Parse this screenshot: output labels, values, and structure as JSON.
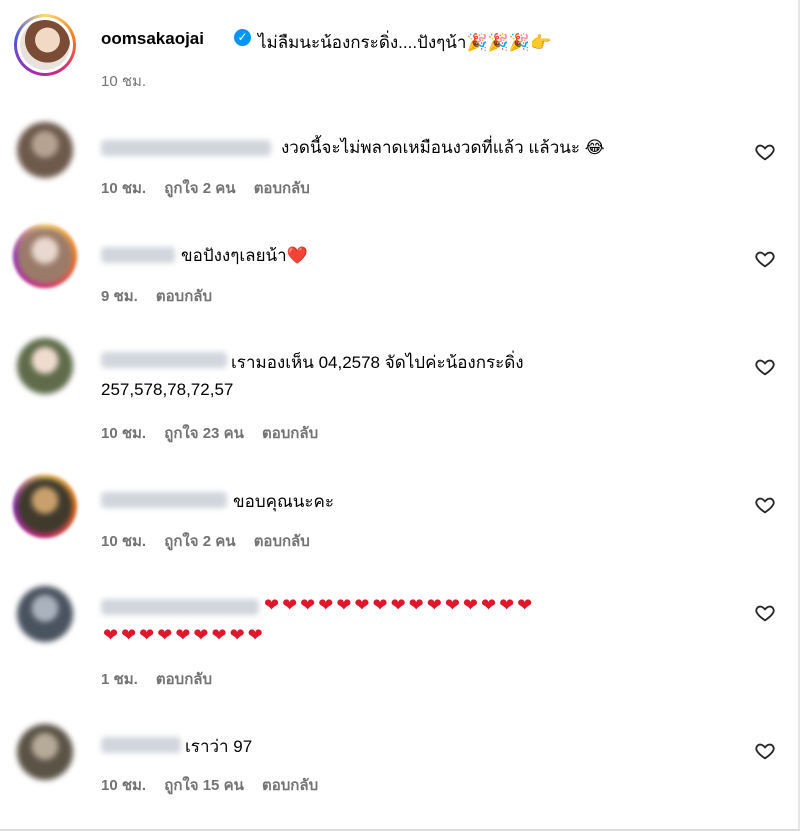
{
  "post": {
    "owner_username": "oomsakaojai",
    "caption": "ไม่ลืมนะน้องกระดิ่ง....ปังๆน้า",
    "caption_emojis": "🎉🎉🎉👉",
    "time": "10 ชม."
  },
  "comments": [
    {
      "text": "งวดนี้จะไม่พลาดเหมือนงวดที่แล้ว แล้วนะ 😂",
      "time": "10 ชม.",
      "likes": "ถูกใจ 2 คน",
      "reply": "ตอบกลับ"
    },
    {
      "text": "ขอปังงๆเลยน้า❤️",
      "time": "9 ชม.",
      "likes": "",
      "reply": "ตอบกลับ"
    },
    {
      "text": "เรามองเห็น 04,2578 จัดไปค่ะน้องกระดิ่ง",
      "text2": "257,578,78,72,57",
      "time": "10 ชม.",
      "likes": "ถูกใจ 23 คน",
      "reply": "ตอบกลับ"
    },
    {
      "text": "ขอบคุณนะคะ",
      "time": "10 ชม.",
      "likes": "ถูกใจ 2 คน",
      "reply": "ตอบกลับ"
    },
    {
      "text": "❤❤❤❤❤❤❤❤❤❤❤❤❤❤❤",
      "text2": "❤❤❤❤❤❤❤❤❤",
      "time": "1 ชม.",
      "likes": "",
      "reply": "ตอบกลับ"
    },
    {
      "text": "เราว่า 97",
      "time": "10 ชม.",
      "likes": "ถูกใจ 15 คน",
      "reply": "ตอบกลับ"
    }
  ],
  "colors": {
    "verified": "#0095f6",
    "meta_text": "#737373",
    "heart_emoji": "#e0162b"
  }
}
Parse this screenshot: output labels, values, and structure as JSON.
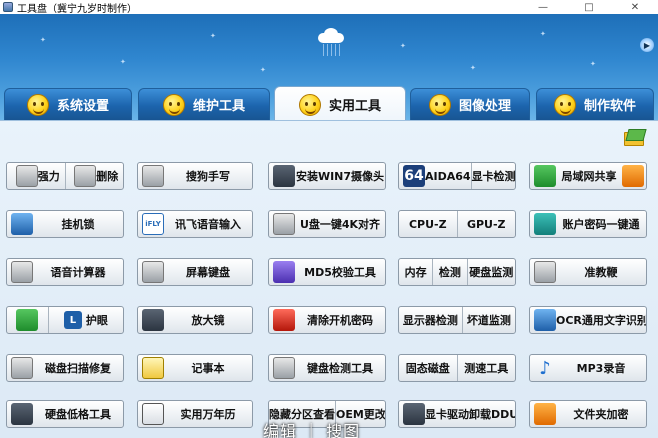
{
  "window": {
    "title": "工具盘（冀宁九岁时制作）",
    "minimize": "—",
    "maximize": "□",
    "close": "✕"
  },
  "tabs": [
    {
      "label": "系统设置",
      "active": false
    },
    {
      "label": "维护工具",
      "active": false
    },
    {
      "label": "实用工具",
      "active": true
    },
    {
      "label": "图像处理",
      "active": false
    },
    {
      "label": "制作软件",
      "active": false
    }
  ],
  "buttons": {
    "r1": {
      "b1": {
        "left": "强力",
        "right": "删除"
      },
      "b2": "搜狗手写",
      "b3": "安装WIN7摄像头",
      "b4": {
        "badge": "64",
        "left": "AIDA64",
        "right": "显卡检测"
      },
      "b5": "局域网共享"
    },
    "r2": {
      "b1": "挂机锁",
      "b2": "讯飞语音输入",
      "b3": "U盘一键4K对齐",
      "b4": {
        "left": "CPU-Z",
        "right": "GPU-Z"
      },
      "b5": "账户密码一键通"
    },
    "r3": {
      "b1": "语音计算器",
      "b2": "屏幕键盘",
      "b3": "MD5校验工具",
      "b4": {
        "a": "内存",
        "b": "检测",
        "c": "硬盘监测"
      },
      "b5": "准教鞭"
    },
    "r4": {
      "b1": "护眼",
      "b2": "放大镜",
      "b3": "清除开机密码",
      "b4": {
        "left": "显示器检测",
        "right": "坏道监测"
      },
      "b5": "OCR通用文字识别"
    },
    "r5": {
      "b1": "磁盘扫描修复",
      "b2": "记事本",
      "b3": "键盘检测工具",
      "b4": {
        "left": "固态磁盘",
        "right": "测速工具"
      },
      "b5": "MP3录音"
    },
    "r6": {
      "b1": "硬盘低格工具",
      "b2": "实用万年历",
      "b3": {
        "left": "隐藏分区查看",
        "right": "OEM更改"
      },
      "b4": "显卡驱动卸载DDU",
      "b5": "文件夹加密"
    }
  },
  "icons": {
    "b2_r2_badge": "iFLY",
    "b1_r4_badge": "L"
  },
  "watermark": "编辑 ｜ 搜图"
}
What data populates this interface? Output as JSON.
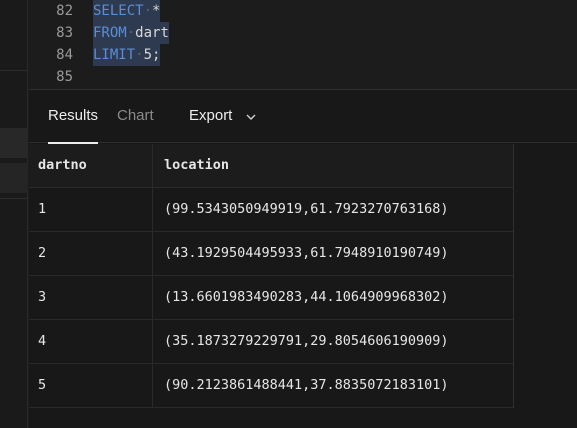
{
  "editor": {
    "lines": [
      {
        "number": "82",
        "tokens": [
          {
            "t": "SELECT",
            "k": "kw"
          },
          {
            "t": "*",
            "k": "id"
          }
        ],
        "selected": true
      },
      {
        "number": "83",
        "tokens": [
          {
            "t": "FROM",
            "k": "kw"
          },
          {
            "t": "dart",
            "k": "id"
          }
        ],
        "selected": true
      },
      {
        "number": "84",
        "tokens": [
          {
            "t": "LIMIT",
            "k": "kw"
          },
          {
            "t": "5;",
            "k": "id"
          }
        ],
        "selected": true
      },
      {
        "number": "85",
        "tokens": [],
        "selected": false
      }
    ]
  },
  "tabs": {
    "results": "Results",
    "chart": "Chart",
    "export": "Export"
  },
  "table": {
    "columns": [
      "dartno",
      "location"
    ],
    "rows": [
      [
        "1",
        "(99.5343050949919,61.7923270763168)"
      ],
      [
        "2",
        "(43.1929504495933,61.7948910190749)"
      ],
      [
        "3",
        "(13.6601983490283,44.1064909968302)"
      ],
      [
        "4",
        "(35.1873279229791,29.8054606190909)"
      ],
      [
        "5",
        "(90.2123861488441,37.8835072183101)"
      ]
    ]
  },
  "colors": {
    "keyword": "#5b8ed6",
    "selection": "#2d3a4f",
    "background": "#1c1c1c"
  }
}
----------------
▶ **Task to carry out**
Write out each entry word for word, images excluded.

▶ **Answer box**
Parse this screenshot: output labels, values, and structure as JSON.
{
  "post": {
    "owner_username": "oomsakaojai",
    "caption": "ไม่ลืมนะน้องกระดิ่ง....ปังๆน้า",
    "caption_emojis": "🎉🎉🎉👉",
    "time": "10 ชม."
  },
  "comments": [
    {
      "text": "งวดนี้จะไม่พลาดเหมือนงวดที่แล้ว แล้วนะ 😂",
      "time": "10 ชม.",
      "likes": "ถูกใจ 2 คน",
      "reply": "ตอบกลับ"
    },
    {
      "text": "ขอปังงๆเลยน้า❤️",
      "time": "9 ชม.",
      "likes": "",
      "reply": "ตอบกลับ"
    },
    {
      "text": "เรามองเห็น 04,2578 จัดไปค่ะน้องกระดิ่ง",
      "text2": "257,578,78,72,57",
      "time": "10 ชม.",
      "likes": "ถูกใจ 23 คน",
      "reply": "ตอบกลับ"
    },
    {
      "text": "ขอบคุณนะคะ",
      "time": "10 ชม.",
      "likes": "ถูกใจ 2 คน",
      "reply": "ตอบกลับ"
    },
    {
      "text": "❤❤❤❤❤❤❤❤❤❤❤❤❤❤❤",
      "text2": "❤❤❤❤❤❤❤❤❤",
      "time": "1 ชม.",
      "likes": "",
      "reply": "ตอบกลับ"
    },
    {
      "text": "เราว่า 97",
      "time": "10 ชม.",
      "likes": "ถูกใจ 15 คน",
      "reply": "ตอบกลับ"
    }
  ],
  "colors": {
    "verified": "#0095f6",
    "meta_text": "#737373",
    "heart_emoji": "#e0162b"
  }
}
Parse this screenshot: output labels, values, and structure as JSON.
{
  "window": {
    "title": "工具盘（冀宁九岁时制作）",
    "minimize": "—",
    "maximize": "□",
    "close": "✕"
  },
  "tabs": [
    {
      "label": "系统设置",
      "active": false
    },
    {
      "label": "维护工具",
      "active": false
    },
    {
      "label": "实用工具",
      "active": true
    },
    {
      "label": "图像处理",
      "active": false
    },
    {
      "label": "制作软件",
      "active": false
    }
  ],
  "buttons": {
    "r1": {
      "b1": {
        "left": "强力",
        "right": "删除"
      },
      "b2": "搜狗手写",
      "b3": "安装WIN7摄像头",
      "b4": {
        "badge": "64",
        "left": "AIDA64",
        "right": "显卡检测"
      },
      "b5": "局域网共享"
    },
    "r2": {
      "b1": "挂机锁",
      "b2": "讯飞语音输入",
      "b3": "U盘一键4K对齐",
      "b4": {
        "left": "CPU-Z",
        "right": "GPU-Z"
      },
      "b5": "账户密码一键通"
    },
    "r3": {
      "b1": "语音计算器",
      "b2": "屏幕键盘",
      "b3": "MD5校验工具",
      "b4": {
        "a": "内存",
        "b": "检测",
        "c": "硬盘监测"
      },
      "b5": "准教鞭"
    },
    "r4": {
      "b1": "护眼",
      "b2": "放大镜",
      "b3": "清除开机密码",
      "b4": {
        "left": "显示器检测",
        "right": "坏道监测"
      },
      "b5": "OCR通用文字识别"
    },
    "r5": {
      "b1": "磁盘扫描修复",
      "b2": "记事本",
      "b3": "键盘检测工具",
      "b4": {
        "left": "固态磁盘",
        "right": "测速工具"
      },
      "b5": "MP3录音"
    },
    "r6": {
      "b1": "硬盘低格工具",
      "b2": "实用万年历",
      "b3": {
        "left": "隐藏分区查看",
        "right": "OEM更改"
      },
      "b4": "显卡驱动卸载DDU",
      "b5": "文件夹加密"
    }
  },
  "icons": {
    "b2_r2_badge": "iFLY",
    "b1_r4_badge": "L"
  },
  "watermark": "编辑 ｜ 搜图"
}
What data populates this interface? Output as JSON.
{
  "editor": {
    "lines": [
      {
        "number": "82",
        "tokens": [
          {
            "t": "SELECT",
            "k": "kw"
          },
          {
            "t": "*",
            "k": "id"
          }
        ],
        "selected": true
      },
      {
        "number": "83",
        "tokens": [
          {
            "t": "FROM",
            "k": "kw"
          },
          {
            "t": "dart",
            "k": "id"
          }
        ],
        "selected": true
      },
      {
        "number": "84",
        "tokens": [
          {
            "t": "LIMIT",
            "k": "kw"
          },
          {
            "t": "5;",
            "k": "id"
          }
        ],
        "selected": true
      },
      {
        "number": "85",
        "tokens": [],
        "selected": false
      }
    ]
  },
  "tabs": {
    "results": "Results",
    "chart": "Chart",
    "export": "Export"
  },
  "table": {
    "columns": [
      "dartno",
      "location"
    ],
    "rows": [
      [
        "1",
        "(99.5343050949919,61.7923270763168)"
      ],
      [
        "2",
        "(43.1929504495933,61.7948910190749)"
      ],
      [
        "3",
        "(13.6601983490283,44.1064909968302)"
      ],
      [
        "4",
        "(35.1873279229791,29.8054606190909)"
      ],
      [
        "5",
        "(90.2123861488441,37.8835072183101)"
      ]
    ]
  },
  "colors": {
    "keyword": "#5b8ed6",
    "selection": "#2d3a4f",
    "background": "#1c1c1c"
  }
}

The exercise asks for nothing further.